Sprinkle a work surface with 1 tablespoon flour and turn the dough onto the flour. Knead gently until the dough is smooth and no longer sticky, about 1 minute, adding an additional 1 to 2 tablespoons flour only if the dough is unworkably sticky. Place the dough in a large bowl, cover the bowl tightly with plastic wrap, and let the dough rise in a warm place (about 70°F) until doubled in size, 45 to 60 minutes. Press the dough gently with a fingertip. If the indentation remains, the dough is ready for the next step.
Make the filling: While the dough is rising, mix together in a small bowl either the sugar, lemon zest, and orange zest, or the cinnamon and brown sugar. Set aside.
Assemble and bake the cake: Adjust the oven rack to the center position and preheat the oven to 350°F. Line a 9-by-5-by-3-inch loaf pan with parchment using this awesome trick from Alice Medrich: wrap the outside of the pan as if you were wrapping a gift, then take the folded parchment and ease it into the pan. Brilliant!
On a lightly floured work surface, roll out the dough into a 20-by-12-inch rectangle. Cut the dough crosswise into 5 strips, each about 12 by 4 inches. (A pizza cutter is helpful here.) Using a pastry brush, spread the melted butter generously over each strip of dough. Sprinkle 1 1/2 tablespoons of the filling over each rectangle. Then stack the 5 rectangles on top of each other. Work carefully when adding the crumbly zest filling, or it will fall off when you have to lift the stacked pastry later.
Slice crosswise through the 5-layer stack to create 6 equal strips, each about 4 by 2 inches. Fit these layered strips into the prepared loaf pan, cut edges up and side by side. (Flo Braker recommends fitting the pieces widthwise in the pan, which creates a taller loaf with lots of room on either side. I opted to stack them widthwise, which was quite tight but rose into a shape I liked more. Your choice.) Loosely cover the pan with plastic wrap and let the dough rise in a warm place (70 °F) until puffy and almost doubled in size, 30 to 50 minutes. Bake the coffee cake until the top is golden brown, 30 to 35 minutes. Transfer to a wire rack and let cool in the pan for 10 to 15 minutes, then remove from the pan.

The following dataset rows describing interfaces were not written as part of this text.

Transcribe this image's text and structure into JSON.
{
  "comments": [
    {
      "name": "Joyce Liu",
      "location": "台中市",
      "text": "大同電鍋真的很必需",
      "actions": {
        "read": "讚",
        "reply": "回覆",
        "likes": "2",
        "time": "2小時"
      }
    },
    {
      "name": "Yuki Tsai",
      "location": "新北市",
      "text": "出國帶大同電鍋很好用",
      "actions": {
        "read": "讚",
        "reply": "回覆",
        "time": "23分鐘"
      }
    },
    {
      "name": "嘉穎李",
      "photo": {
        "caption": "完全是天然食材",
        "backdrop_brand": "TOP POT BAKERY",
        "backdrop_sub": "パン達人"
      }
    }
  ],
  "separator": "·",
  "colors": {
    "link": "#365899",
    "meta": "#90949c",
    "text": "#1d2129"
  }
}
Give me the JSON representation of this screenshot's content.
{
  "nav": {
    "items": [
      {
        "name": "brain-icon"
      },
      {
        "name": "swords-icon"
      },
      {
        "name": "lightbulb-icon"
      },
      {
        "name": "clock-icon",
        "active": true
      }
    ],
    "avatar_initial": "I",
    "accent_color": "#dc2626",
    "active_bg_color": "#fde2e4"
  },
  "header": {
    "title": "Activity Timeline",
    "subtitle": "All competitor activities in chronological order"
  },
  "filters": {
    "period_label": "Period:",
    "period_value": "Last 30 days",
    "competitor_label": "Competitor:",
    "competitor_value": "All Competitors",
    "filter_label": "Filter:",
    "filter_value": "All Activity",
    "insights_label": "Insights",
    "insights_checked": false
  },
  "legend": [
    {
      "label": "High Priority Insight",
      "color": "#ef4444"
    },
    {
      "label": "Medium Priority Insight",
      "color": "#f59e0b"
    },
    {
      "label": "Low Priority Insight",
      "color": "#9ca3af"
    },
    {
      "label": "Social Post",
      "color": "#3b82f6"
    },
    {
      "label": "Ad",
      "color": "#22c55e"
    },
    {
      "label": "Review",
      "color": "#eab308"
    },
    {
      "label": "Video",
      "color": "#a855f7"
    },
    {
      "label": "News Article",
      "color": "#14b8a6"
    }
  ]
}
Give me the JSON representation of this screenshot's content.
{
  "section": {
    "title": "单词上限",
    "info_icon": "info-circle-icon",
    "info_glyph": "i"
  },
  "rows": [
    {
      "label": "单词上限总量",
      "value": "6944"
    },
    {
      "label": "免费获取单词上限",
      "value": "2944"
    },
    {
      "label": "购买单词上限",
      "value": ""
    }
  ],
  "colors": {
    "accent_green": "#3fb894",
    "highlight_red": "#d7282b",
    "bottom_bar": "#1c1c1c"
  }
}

Frost the cake (optional): Combine cream cheese and sugar, and mash/whisk with a fork until fully incorporated. Add milk (and lemon juice, if making lemon bread), and mix vigorously with fork or electric mixer until very smooth. Set cake on the sheet of parchment used for baking, and drizzle with glaze using a fork or brush using a pastry brush. Serve warm.
Word to the wise: day-old slices of this bread could use a spin in the toaster, but boy are they amazing post-toast.